Reagent Friday: BH3 (Borane)
In a blatant plug for the Reagent Guide, each Friday I profile a different reagent that is commonly encountered in Org 1/ Org 2.
Today’s reagent is a staple of Org 1 and the key representative of a genuinely useful process being used every day in laboratories worldwide. It helped secure H.C. Brown the 1979 Nobel Prize (along with Georg Wittig, whose eponymous reaction should be familiar to those in Org 2). I’m talking about BH3 (borane).
Although we commonly just write “BH3” to describe its use in reactions, borane actually doesn’t generally exist as BH3 per se. If you recall that boron only has 3 valence electrons, this means that any neutral compound of boron will lack a full octet and therefore be Lewis acidic (i.e. able to accept a pair of electrons). Two molecules of BH3 tend to associate with themselves in an interaction I’ve heard crudely described by the formula “x = 70-1” , giving B2H6. Alternatively BH3 readily forms stable compounds with Lewis bases such as tetrahydrofuran (THF) and dimethyl sulfide among others. So it’s quite possible that you’ll see BH3 in these forms as well. It all amounts to the same thing for our purposes. Finally, there are other “boranes” such as disiamylborane- in which one or more of the hydrogens is replaced by an alkyl group. These can also do hydroboration.
The most important use of BH3 is for the hydroboration of alkenes and alkynes.
For the reaction of alkenes, there are two important things to keep in mind. The reaction is selective for the less substituted alcohol (regioselective). This is usually referred to as “anti-Markovnikoff” selective. Furthermore, the reaction always produces the product where the new H and OH are syn to each other (stereospecific).
The reaction of BH3 with alkynes always throws people off. The oxygen still ends up on the less substituted carbon, but now it looks like not one but two C-C double bonds have disappeared! This is usually the first introduction to the concept of “tautomerism“, and causes a fair amount of angst. In fact, BH3 *did* only add to one C-C multiple bond, but the product has just adopted a different form (More below).
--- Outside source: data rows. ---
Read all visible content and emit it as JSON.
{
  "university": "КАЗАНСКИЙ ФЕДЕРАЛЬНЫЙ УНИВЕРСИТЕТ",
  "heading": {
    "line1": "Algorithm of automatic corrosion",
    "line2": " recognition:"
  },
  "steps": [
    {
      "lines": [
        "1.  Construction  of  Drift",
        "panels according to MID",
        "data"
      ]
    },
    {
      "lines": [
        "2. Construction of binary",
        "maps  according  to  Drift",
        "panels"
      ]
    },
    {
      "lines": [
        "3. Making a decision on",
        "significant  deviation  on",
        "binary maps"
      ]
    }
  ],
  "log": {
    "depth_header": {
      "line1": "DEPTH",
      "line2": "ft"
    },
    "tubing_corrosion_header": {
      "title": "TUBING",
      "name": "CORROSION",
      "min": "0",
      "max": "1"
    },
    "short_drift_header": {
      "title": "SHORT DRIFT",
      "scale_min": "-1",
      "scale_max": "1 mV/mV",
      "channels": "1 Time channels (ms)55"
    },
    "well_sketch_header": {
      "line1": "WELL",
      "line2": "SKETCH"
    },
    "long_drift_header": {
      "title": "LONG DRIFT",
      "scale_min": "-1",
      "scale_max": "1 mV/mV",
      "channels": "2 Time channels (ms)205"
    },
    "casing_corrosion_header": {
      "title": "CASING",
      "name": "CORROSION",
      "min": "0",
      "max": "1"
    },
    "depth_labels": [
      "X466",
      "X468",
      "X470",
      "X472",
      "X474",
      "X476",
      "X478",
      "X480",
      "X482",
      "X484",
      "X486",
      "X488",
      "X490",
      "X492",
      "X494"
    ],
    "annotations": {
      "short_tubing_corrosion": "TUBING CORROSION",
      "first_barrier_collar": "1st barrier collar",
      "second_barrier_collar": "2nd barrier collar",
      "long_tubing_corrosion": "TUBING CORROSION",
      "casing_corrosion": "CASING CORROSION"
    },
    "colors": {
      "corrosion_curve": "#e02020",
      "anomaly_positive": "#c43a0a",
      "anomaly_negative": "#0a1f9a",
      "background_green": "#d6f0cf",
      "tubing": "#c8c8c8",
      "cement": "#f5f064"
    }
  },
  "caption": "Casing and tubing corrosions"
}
This ‘anti-Markovnikoff” selectivity issue with BH3 causes a lot of stress too. It actually involves no new concepts! This has come up before, in “the most annoying exceptions in org 1“.
How it works
Take a “Markovnikoff” selective reaction like the addition of HCl to an alkene. Which is more electronegative, H or Cl?. Cl is (Cl: 3.0, H: 2.2). The more electronegative element lines up with the more substituted end of the double bond.
BH3 is weird because it’s actually the H which is more electronegative! (H: 2.2, B:2.0). Therefore, since H is more electronegative it actually ends up on the more substituted carbon.
Note that hydroboration can happen up to 3 times with BH3, since there are 3 B-H bonds. Here I’m only going to show it doing one hydroboration, but the exact same steps apply for subsequent hydroborations.
Another thing which throws people off about hydroboration is drawing out the mechanism for going from the hydroboration product to the alcohol. There are a lot of moving parts here, it is true.
One key point to remember: the OH goes exactly where the boron was, without changing the stereochemistry.
The two reagents added (NaOH and H2O2) each play a vital role. There are 4 steps.
1) In the first step, NaOH removes a proton from H2O2, which makes it a better nucleophile.
2) The resulting conjugate base of H2O2 then attacks boron.
3) This sets up the third – key – step, which is rearrangement – shifting of the C-B bond to form a C-O bond, breaking the weak O-O bond in the process. In the third step, OH attacks the boron, which releases the negatively charged alcohol (called an alkoxide). A lot of people have a hard time drawing this when they start out. Don’t forget to draw the ugly version first.
4) Finally, protonation of this with water leads to formation of the neutral alcohol.
How it works: alkynes
In the reaction of alkynes, the 4 steps are the same. The difference is that the alcohol formed – half alkene, half alcohol (hence enol) is in equilibrium with a constitutional isomer – the aldehyde. This relationship is called keto-enol tautomerism and it comes up a lot in Org 2. In general, keto-enol tautomerism favors the keto (C=O) form by around 5000:1, but this can vary considerably.
P.S. You can read about the chemistry of BH3 and more than 80 other reagents in undergraduate organic chemistry in the “Organic Chemistry Reagent Guide”, available here as a downloadable PDF.